VATICAN CITY – Pope Benedict XVI encouraged today’s priests to be inspired by Christ’s sacrifice and love for others as they face their “tremendously heavy” burden of pastoral responsibilities.
The pope made the comments April 5 at a chrism Mass in St. Peter’s Basilica, where he led more than 1,000 priests and bishops in a renewal of their ordination promises.
The pope, presiding over the first of two Holy Thursday liturgies, blessed the chrism and the oils used in the sacraments of baptism, confirmation, ordination and the anointing of the sick.
They were carried to the altar in silver urns by groups of catechumens, youths preparing for confirmation, the sick and deacons about to be ordained in the Diocese of Rome.
In his homily, the pope spoke about the challenges of the priesthood.
“At times we would like to say to Jesus: Lord, your burden is not at all light. On the contrary, it is tremendously heavy in this world,” the pope said.
“But looking at the one who brought everything, who personally experienced obedience, weakness, pain and darkness, then these complaints of ours fade away,” he said.
In administering the sacraments, the pope said, the priest “no longer represents himself and no longer expresses himself,” but speaks and acts for Christ. For that reason, he said, priests must continually configure themselves to Christ, something that is symbolized in the liturgical vestments they put on.
The amice, which traditionally covered the shoulders and head, reminds priests to concentrate on the celebration of the Mass and on the figure of Christ, and not to let their thoughts wander, he said.
The stole and alb evoke the festive clothing given by the father to the tattered and dirty prodigal son in the Gospel parable, he said. They should remind priests how far they are from Christ and “how much filth exists in our lives,” he said.
The pope said the chasuble, the main liturgical garment worn over the rest, symbolizes the yoke of Christ and his burden of suffering. All priests should continue to learn “mildness and humility” from him, he said.
The vestments above all should symbolize love toward God and neighbor, he said.
“A person without love is darkness inside,” he said.
“As we approach the celebration of the Mass, we should ask ourselves if we are wearing this clothing of love. We ask the Lord to drive all hostility from our inmost selves, to remove any sense of self-sufficiency and to dress us with the clothing of love,” he said.
The pope began his homily by citing a story by the Russian writer Leo Tolstoy, in which a king asked a shepherd how God worked. The shepherd said they first had to exchange clothes.

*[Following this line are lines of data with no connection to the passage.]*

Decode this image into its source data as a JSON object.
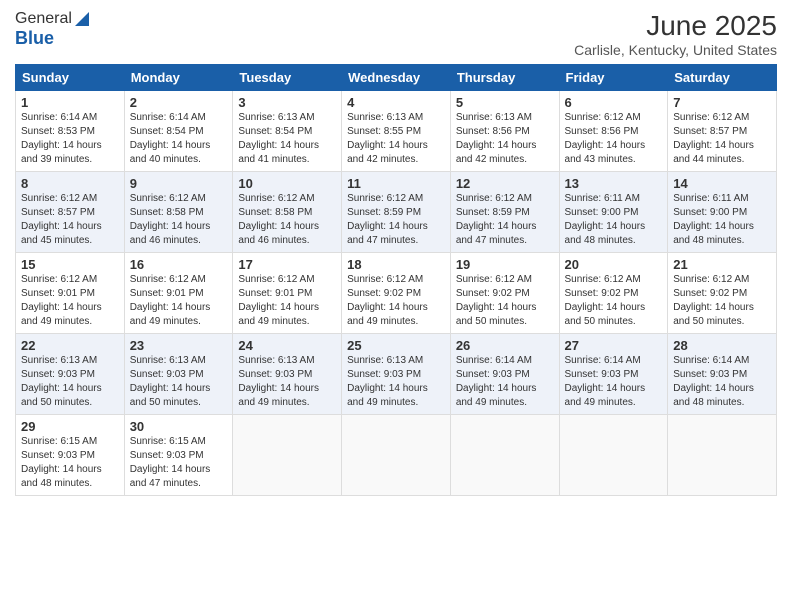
{
  "logo": {
    "line1": "General",
    "line2": "Blue"
  },
  "title": "June 2025",
  "subtitle": "Carlisle, Kentucky, United States",
  "days_header": [
    "Sunday",
    "Monday",
    "Tuesday",
    "Wednesday",
    "Thursday",
    "Friday",
    "Saturday"
  ],
  "weeks": [
    [
      {
        "day": "1",
        "sunrise": "6:14 AM",
        "sunset": "8:53 PM",
        "daylight": "14 hours and 39 minutes."
      },
      {
        "day": "2",
        "sunrise": "6:14 AM",
        "sunset": "8:54 PM",
        "daylight": "14 hours and 40 minutes."
      },
      {
        "day": "3",
        "sunrise": "6:13 AM",
        "sunset": "8:54 PM",
        "daylight": "14 hours and 41 minutes."
      },
      {
        "day": "4",
        "sunrise": "6:13 AM",
        "sunset": "8:55 PM",
        "daylight": "14 hours and 42 minutes."
      },
      {
        "day": "5",
        "sunrise": "6:13 AM",
        "sunset": "8:56 PM",
        "daylight": "14 hours and 42 minutes."
      },
      {
        "day": "6",
        "sunrise": "6:12 AM",
        "sunset": "8:56 PM",
        "daylight": "14 hours and 43 minutes."
      },
      {
        "day": "7",
        "sunrise": "6:12 AM",
        "sunset": "8:57 PM",
        "daylight": "14 hours and 44 minutes."
      }
    ],
    [
      {
        "day": "8",
        "sunrise": "6:12 AM",
        "sunset": "8:57 PM",
        "daylight": "14 hours and 45 minutes."
      },
      {
        "day": "9",
        "sunrise": "6:12 AM",
        "sunset": "8:58 PM",
        "daylight": "14 hours and 46 minutes."
      },
      {
        "day": "10",
        "sunrise": "6:12 AM",
        "sunset": "8:58 PM",
        "daylight": "14 hours and 46 minutes."
      },
      {
        "day": "11",
        "sunrise": "6:12 AM",
        "sunset": "8:59 PM",
        "daylight": "14 hours and 47 minutes."
      },
      {
        "day": "12",
        "sunrise": "6:12 AM",
        "sunset": "8:59 PM",
        "daylight": "14 hours and 47 minutes."
      },
      {
        "day": "13",
        "sunrise": "6:11 AM",
        "sunset": "9:00 PM",
        "daylight": "14 hours and 48 minutes."
      },
      {
        "day": "14",
        "sunrise": "6:11 AM",
        "sunset": "9:00 PM",
        "daylight": "14 hours and 48 minutes."
      }
    ],
    [
      {
        "day": "15",
        "sunrise": "6:12 AM",
        "sunset": "9:01 PM",
        "daylight": "14 hours and 49 minutes."
      },
      {
        "day": "16",
        "sunrise": "6:12 AM",
        "sunset": "9:01 PM",
        "daylight": "14 hours and 49 minutes."
      },
      {
        "day": "17",
        "sunrise": "6:12 AM",
        "sunset": "9:01 PM",
        "daylight": "14 hours and 49 minutes."
      },
      {
        "day": "18",
        "sunrise": "6:12 AM",
        "sunset": "9:02 PM",
        "daylight": "14 hours and 49 minutes."
      },
      {
        "day": "19",
        "sunrise": "6:12 AM",
        "sunset": "9:02 PM",
        "daylight": "14 hours and 50 minutes."
      },
      {
        "day": "20",
        "sunrise": "6:12 AM",
        "sunset": "9:02 PM",
        "daylight": "14 hours and 50 minutes."
      },
      {
        "day": "21",
        "sunrise": "6:12 AM",
        "sunset": "9:02 PM",
        "daylight": "14 hours and 50 minutes."
      }
    ],
    [
      {
        "day": "22",
        "sunrise": "6:13 AM",
        "sunset": "9:03 PM",
        "daylight": "14 hours and 50 minutes."
      },
      {
        "day": "23",
        "sunrise": "6:13 AM",
        "sunset": "9:03 PM",
        "daylight": "14 hours and 50 minutes."
      },
      {
        "day": "24",
        "sunrise": "6:13 AM",
        "sunset": "9:03 PM",
        "daylight": "14 hours and 49 minutes."
      },
      {
        "day": "25",
        "sunrise": "6:13 AM",
        "sunset": "9:03 PM",
        "daylight": "14 hours and 49 minutes."
      },
      {
        "day": "26",
        "sunrise": "6:14 AM",
        "sunset": "9:03 PM",
        "daylight": "14 hours and 49 minutes."
      },
      {
        "day": "27",
        "sunrise": "6:14 AM",
        "sunset": "9:03 PM",
        "daylight": "14 hours and 49 minutes."
      },
      {
        "day": "28",
        "sunrise": "6:14 AM",
        "sunset": "9:03 PM",
        "daylight": "14 hours and 48 minutes."
      }
    ],
    [
      {
        "day": "29",
        "sunrise": "6:15 AM",
        "sunset": "9:03 PM",
        "daylight": "14 hours and 48 minutes."
      },
      {
        "day": "30",
        "sunrise": "6:15 AM",
        "sunset": "9:03 PM",
        "daylight": "14 hours and 47 minutes."
      },
      null,
      null,
      null,
      null,
      null
    ]
  ]
}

When the king stood in the shepherd’s worn garments, the shepherd said to him: “This is what God does.” The pope said the story is a useful allegory of how God became man and assumed the role of servant for all people.